* **ABOUT THIS EXERCISE**
Collect every line of the records below that contains the word "email".

Source data:
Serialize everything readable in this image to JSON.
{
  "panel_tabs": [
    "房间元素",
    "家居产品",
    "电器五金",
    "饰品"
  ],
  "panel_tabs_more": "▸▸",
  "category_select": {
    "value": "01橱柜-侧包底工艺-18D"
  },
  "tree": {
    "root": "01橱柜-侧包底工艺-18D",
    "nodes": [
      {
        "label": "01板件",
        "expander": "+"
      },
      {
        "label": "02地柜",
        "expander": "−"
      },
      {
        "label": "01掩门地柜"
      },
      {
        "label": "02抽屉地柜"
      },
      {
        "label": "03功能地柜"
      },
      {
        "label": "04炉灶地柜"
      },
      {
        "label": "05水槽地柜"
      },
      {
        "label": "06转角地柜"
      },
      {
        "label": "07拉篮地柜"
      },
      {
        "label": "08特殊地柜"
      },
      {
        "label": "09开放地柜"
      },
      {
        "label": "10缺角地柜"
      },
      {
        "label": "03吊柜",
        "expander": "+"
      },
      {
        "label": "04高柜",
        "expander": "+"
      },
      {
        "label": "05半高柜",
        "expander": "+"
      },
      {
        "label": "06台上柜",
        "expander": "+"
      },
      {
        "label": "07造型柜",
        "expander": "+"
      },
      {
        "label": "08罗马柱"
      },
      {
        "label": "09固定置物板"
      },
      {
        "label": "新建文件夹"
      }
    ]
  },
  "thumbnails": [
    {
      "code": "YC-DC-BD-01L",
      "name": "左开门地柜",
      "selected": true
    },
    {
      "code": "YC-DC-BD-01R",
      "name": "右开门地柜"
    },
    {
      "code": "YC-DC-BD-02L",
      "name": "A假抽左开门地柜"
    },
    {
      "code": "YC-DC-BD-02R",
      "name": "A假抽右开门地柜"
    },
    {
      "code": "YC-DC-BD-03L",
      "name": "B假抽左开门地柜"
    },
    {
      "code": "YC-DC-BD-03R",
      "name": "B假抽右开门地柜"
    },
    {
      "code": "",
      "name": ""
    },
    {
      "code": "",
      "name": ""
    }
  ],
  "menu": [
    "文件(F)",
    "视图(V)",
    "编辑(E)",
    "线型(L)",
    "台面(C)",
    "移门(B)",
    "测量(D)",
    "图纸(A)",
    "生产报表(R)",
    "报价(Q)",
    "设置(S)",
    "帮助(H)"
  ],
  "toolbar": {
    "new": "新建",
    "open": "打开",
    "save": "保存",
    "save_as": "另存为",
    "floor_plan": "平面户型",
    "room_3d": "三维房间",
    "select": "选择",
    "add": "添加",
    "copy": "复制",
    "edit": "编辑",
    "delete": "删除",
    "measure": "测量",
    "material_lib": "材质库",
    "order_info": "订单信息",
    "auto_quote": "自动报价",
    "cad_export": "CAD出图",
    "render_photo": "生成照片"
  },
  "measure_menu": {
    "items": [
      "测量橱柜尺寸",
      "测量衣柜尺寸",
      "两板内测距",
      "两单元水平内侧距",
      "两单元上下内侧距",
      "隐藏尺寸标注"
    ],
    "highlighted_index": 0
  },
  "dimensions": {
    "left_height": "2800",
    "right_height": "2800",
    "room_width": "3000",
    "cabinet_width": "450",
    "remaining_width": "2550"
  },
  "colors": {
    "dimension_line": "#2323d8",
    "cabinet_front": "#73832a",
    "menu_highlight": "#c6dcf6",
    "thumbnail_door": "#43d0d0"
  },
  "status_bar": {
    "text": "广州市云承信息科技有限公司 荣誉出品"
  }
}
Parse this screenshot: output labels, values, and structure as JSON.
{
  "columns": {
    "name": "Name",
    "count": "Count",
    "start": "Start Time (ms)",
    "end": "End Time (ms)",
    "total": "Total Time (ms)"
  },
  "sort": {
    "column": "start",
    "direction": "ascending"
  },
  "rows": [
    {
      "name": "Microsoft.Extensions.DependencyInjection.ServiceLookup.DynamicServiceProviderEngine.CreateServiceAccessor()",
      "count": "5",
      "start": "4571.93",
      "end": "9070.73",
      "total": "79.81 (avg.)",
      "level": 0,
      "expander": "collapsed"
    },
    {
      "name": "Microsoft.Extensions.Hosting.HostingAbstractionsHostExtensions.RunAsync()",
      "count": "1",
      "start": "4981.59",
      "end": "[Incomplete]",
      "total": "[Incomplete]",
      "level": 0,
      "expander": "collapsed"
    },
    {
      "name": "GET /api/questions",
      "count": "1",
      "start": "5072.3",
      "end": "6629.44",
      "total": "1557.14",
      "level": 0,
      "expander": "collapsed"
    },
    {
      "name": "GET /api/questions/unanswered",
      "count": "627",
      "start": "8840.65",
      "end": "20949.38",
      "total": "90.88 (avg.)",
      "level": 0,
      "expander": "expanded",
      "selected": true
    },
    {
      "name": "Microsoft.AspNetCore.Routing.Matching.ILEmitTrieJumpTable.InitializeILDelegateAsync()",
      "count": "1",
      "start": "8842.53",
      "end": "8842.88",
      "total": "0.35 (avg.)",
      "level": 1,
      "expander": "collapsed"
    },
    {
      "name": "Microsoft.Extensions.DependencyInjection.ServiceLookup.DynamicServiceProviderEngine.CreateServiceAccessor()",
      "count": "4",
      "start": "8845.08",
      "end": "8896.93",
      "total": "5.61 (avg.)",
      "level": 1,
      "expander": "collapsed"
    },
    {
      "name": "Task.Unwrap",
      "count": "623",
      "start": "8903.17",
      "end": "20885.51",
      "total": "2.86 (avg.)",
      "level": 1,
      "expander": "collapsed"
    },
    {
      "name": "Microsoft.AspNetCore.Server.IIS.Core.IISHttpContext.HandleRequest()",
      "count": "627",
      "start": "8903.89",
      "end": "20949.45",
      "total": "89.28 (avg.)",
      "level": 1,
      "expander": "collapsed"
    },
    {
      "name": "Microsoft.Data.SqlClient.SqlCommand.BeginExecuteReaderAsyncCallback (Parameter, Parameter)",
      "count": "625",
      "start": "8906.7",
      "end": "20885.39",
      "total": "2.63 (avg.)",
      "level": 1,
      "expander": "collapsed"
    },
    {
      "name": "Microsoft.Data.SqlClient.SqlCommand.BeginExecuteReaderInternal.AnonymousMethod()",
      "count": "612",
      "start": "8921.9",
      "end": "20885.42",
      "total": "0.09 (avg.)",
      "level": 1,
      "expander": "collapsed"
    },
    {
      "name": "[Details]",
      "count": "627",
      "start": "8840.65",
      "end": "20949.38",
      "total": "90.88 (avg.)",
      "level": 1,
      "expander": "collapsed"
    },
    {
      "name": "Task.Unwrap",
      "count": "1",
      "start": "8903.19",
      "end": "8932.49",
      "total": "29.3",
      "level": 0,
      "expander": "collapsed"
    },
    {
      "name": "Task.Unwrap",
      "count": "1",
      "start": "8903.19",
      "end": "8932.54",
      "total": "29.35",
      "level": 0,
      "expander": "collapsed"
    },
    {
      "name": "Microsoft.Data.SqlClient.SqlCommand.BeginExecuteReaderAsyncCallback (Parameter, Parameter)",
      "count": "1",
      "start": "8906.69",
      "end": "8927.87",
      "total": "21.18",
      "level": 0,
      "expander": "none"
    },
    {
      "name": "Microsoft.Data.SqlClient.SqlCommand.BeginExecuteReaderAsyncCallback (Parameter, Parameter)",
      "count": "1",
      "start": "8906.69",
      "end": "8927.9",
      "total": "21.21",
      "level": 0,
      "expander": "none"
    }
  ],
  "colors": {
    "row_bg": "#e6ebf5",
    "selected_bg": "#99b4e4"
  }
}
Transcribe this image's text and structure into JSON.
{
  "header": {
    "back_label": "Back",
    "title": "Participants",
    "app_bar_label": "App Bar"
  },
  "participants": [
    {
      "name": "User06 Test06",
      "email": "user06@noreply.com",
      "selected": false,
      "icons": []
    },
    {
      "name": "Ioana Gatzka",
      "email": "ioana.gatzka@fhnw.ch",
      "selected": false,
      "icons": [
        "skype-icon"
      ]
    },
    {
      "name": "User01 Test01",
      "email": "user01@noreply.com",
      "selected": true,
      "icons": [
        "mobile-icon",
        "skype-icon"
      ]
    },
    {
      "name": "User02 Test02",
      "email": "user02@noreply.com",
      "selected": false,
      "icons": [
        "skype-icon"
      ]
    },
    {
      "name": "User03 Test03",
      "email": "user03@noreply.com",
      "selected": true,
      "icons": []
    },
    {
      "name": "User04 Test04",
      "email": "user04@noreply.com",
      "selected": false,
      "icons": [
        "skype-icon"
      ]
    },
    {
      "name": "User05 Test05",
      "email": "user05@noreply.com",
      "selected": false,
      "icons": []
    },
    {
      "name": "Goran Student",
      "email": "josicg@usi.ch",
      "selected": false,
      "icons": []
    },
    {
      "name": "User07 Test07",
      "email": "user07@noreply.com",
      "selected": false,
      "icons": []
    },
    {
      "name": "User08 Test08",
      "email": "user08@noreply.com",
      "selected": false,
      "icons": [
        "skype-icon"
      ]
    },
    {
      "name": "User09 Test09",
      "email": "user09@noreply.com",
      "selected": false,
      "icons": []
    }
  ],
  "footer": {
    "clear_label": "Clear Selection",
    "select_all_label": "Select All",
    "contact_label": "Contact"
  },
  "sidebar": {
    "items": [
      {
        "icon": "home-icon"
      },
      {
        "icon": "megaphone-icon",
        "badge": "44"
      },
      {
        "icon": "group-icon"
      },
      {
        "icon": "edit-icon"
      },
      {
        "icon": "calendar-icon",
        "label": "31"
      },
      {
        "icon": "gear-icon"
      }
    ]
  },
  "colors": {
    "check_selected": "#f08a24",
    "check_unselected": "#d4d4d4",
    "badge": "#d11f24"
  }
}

* **RESPONSE TO THE EXERCISE**
      "email": "user06@noreply.com",
      "email": "ioana.gatzka@fhnw.ch",
      "email": "user01@noreply.com",
      "email": "user02@noreply.com",
      "email": "user03@noreply.com",
      "email": "user04@noreply.com",
      "email": "user05@noreply.com",
      "email": "josicg@usi.ch",
      "email": "user07@noreply.com",
      "email": "user08@noreply.com",
      "email": "user09@noreply.com",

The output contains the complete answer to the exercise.